updated 08:23 pm EDT, Mon May 21, 2012
AZ, FL, HI, OK have similar legislation planned
California Senate Bill 1298 unanimously passed the California State Senate today outlining performance and safety requirements for autonomous, or driverless, vehicles on the California roads system. California Highway Patrol would have the responsibility to evaluate the operation of unmanned vehicles. Google, a sponsor of the bill, has tested driverless cars in California in the past.
The bill does not allow for completely unmanned vehicles, but rather routine driver duties are handled by an in-car software agent. This agent makes regular driving decisions regarding safe speed, distance between vehicles, and navigation. Vehicles are required by the California bill to have a licensed driver inside at the controls. This driver is required to be able to take control of the vehicle in the event of abnormal situation or emergency.
Google supports the bill, authored by State Senator Alex Padilla (D-Pacoima). After the bill passed, Padilla said "Thousands of Californians tragically die in auto accidents each year, the vast majority of these collisions are due to human error. Through the use of computers, sensors and other systems, an autonomous vehicle can analyze the driving environment more quickly and accurately and can operate the vehicle more safely."

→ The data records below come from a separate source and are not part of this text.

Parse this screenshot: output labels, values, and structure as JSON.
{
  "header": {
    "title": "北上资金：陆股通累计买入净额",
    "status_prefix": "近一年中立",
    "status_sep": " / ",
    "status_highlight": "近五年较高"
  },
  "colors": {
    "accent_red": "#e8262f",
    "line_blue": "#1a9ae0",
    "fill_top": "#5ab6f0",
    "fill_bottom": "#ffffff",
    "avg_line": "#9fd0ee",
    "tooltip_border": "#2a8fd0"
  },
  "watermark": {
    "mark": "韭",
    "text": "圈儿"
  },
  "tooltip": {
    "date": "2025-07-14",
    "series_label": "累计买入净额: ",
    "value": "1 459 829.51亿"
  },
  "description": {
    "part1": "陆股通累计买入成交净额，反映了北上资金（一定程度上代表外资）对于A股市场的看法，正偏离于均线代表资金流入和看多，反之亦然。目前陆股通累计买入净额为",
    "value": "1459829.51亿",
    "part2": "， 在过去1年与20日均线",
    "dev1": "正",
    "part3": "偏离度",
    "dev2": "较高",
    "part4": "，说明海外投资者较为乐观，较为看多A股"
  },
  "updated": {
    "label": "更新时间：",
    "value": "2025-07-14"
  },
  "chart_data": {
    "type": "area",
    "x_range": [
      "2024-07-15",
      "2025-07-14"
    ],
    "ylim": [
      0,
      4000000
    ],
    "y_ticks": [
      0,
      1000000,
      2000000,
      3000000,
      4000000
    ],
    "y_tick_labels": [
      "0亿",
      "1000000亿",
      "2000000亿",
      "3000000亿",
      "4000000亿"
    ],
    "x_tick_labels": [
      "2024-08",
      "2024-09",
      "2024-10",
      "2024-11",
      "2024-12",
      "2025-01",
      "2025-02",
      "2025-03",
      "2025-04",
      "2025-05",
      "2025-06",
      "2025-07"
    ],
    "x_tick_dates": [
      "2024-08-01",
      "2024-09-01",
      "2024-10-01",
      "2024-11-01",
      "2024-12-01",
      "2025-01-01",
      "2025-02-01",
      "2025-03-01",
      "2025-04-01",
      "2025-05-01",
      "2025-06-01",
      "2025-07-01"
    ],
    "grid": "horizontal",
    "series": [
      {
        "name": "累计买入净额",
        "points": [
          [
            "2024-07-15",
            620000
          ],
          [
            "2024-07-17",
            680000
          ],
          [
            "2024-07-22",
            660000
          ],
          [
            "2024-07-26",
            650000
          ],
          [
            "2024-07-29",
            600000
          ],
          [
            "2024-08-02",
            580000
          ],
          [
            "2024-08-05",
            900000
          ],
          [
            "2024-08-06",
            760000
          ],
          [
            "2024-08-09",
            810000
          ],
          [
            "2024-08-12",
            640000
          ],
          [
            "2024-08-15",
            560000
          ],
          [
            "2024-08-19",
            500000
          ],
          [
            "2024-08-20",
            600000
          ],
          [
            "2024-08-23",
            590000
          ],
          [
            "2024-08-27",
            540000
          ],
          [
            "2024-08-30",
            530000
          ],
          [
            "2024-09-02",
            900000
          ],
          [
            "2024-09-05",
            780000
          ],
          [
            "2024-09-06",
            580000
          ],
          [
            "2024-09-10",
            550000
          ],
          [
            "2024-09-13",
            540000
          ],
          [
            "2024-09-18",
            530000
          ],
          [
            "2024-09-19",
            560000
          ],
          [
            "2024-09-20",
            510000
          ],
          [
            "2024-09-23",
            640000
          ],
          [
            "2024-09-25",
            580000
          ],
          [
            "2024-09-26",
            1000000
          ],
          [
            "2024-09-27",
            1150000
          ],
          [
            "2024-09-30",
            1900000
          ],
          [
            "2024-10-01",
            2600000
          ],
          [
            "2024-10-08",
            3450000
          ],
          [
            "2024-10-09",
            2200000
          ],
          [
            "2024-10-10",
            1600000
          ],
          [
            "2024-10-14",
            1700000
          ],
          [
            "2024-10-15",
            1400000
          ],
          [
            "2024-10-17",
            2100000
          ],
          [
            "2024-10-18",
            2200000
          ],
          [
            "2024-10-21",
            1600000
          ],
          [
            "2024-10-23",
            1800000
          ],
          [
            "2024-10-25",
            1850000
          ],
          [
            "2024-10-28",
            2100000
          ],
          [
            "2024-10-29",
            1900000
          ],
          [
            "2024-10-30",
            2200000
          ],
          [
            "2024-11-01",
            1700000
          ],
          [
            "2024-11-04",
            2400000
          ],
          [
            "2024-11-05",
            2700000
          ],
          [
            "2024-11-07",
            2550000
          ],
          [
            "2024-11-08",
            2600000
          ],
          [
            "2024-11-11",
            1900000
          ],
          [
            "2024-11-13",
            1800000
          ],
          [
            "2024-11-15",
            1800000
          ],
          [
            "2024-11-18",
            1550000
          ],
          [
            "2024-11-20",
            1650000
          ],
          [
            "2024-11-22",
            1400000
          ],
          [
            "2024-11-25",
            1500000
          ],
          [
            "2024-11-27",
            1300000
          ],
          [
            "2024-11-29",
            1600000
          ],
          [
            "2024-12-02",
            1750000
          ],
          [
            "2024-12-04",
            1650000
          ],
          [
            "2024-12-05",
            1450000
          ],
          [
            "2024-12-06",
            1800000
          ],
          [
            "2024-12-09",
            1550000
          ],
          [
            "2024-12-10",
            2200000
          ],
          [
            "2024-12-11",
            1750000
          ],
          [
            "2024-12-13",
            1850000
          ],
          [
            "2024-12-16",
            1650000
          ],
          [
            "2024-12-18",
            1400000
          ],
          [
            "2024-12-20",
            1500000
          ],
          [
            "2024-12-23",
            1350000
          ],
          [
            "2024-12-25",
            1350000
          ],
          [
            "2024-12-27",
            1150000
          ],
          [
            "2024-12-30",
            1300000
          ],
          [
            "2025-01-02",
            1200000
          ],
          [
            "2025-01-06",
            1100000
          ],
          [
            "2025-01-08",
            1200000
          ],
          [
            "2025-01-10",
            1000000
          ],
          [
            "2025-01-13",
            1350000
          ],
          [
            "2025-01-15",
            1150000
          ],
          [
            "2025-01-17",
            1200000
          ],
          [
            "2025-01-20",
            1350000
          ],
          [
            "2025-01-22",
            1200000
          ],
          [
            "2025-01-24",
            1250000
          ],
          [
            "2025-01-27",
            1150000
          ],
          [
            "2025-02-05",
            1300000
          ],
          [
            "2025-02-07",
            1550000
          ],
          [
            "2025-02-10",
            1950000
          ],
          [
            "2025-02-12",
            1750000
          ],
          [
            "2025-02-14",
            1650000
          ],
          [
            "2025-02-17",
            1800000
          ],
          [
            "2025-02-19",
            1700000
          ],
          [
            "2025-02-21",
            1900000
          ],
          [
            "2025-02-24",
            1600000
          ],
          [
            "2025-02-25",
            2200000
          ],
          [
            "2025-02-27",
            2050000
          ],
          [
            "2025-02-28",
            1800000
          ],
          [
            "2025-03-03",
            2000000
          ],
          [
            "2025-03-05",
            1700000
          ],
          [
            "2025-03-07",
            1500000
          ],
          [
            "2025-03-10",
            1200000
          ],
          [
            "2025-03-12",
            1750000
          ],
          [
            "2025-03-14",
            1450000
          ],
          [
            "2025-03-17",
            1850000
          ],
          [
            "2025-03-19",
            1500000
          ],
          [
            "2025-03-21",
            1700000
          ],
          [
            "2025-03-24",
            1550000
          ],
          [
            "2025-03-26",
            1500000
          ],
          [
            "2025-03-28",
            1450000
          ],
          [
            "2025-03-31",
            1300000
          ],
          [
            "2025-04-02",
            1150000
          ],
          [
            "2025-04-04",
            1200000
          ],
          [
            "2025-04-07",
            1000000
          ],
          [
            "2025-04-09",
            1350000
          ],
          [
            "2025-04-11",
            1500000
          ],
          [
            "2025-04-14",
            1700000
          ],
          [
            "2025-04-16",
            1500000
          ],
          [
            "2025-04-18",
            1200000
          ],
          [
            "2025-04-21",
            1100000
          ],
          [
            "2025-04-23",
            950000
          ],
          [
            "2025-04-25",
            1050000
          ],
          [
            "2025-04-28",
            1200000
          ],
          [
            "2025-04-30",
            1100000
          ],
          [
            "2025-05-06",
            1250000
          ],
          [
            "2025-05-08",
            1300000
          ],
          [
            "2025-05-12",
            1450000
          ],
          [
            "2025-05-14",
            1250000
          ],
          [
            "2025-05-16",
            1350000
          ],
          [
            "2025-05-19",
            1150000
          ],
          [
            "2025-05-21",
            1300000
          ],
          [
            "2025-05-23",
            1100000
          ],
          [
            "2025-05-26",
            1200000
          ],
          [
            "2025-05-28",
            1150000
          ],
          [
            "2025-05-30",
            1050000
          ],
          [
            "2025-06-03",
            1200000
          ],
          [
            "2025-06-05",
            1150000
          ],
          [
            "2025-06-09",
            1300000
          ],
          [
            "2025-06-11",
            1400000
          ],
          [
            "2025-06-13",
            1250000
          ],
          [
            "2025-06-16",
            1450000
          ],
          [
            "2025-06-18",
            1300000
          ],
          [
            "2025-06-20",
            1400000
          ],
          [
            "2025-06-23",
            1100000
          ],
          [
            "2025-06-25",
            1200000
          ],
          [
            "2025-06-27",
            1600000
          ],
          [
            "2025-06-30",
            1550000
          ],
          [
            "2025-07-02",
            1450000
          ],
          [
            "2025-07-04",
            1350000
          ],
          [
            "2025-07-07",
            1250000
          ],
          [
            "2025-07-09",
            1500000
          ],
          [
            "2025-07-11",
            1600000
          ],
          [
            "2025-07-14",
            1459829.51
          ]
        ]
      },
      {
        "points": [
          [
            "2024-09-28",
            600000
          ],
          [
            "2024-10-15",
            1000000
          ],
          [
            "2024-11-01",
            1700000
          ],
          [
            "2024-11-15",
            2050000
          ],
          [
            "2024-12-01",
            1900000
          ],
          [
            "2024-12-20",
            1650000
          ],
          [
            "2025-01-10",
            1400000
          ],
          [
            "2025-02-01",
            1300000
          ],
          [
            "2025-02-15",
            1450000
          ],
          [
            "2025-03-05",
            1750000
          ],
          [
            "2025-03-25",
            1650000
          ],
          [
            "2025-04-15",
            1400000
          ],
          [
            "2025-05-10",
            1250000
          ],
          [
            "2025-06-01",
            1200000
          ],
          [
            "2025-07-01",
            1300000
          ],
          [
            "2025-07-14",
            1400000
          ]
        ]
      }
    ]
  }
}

Other supporters include the Automobile Club of Southern California, the California Foundation for Independent Living Centers, TechNet, and TechAmerica. Similar legislation exists in Nevada, but California's bill is more specific in regards to safety standards and enforcement. Google has been approaching the US auto manufacturing industry to gauge demand for construction of driverless cars.